## Data under study
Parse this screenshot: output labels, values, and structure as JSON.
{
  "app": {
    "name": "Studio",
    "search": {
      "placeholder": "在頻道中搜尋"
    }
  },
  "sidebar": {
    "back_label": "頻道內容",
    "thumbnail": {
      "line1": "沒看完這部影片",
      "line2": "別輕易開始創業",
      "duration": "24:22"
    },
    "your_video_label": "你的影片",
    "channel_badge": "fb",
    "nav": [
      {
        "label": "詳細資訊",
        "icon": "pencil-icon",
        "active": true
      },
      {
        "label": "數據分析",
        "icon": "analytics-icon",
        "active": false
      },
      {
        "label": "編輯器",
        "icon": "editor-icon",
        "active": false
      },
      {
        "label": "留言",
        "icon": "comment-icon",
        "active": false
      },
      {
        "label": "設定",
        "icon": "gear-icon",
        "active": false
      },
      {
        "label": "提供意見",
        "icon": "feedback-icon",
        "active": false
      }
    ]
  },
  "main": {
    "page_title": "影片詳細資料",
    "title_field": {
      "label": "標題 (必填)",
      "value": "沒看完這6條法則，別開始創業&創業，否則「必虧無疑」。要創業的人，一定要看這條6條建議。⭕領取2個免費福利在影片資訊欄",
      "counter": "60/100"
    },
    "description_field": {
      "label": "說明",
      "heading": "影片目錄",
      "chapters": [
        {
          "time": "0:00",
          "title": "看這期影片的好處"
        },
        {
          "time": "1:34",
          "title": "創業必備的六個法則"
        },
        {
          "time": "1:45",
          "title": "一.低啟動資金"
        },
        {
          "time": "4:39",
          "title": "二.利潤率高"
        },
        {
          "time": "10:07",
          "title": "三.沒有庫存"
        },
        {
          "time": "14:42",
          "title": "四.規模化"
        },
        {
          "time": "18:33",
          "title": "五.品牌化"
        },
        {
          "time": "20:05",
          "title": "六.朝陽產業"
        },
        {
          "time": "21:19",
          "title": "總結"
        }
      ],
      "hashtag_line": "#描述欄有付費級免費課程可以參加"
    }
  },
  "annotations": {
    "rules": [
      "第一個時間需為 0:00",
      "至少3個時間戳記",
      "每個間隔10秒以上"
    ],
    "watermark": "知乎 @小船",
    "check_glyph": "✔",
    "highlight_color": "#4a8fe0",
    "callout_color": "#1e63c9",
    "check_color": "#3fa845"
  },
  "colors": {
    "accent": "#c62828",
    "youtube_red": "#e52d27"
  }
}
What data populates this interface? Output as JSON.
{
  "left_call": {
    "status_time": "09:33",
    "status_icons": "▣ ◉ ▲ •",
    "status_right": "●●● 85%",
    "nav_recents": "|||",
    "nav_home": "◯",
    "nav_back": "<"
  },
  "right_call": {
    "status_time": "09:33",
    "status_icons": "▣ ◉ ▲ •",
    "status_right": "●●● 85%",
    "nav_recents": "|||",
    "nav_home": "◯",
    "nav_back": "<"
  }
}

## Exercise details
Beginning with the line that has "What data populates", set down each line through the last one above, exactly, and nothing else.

## Solved problem
What data populates this interface? Output as JSON.
{
  "left_call": {
    "status_time": "09:33",
    "status_icons": "▣ ◉ ▲ •",
    "status_right": "●●● 85%",
    "nav_recents": "|||",
    "nav_home": "◯",
    "nav_back": "<"
  },
  "right_call": {
    "status_time": "09:33",
    "status_icons": "▣ ◉ ▲ •",
    "status_right": "●●● 85%",
    "nav_recents": "|||",
    "nav_home": "◯",
    "nav_back": "<"
  }
}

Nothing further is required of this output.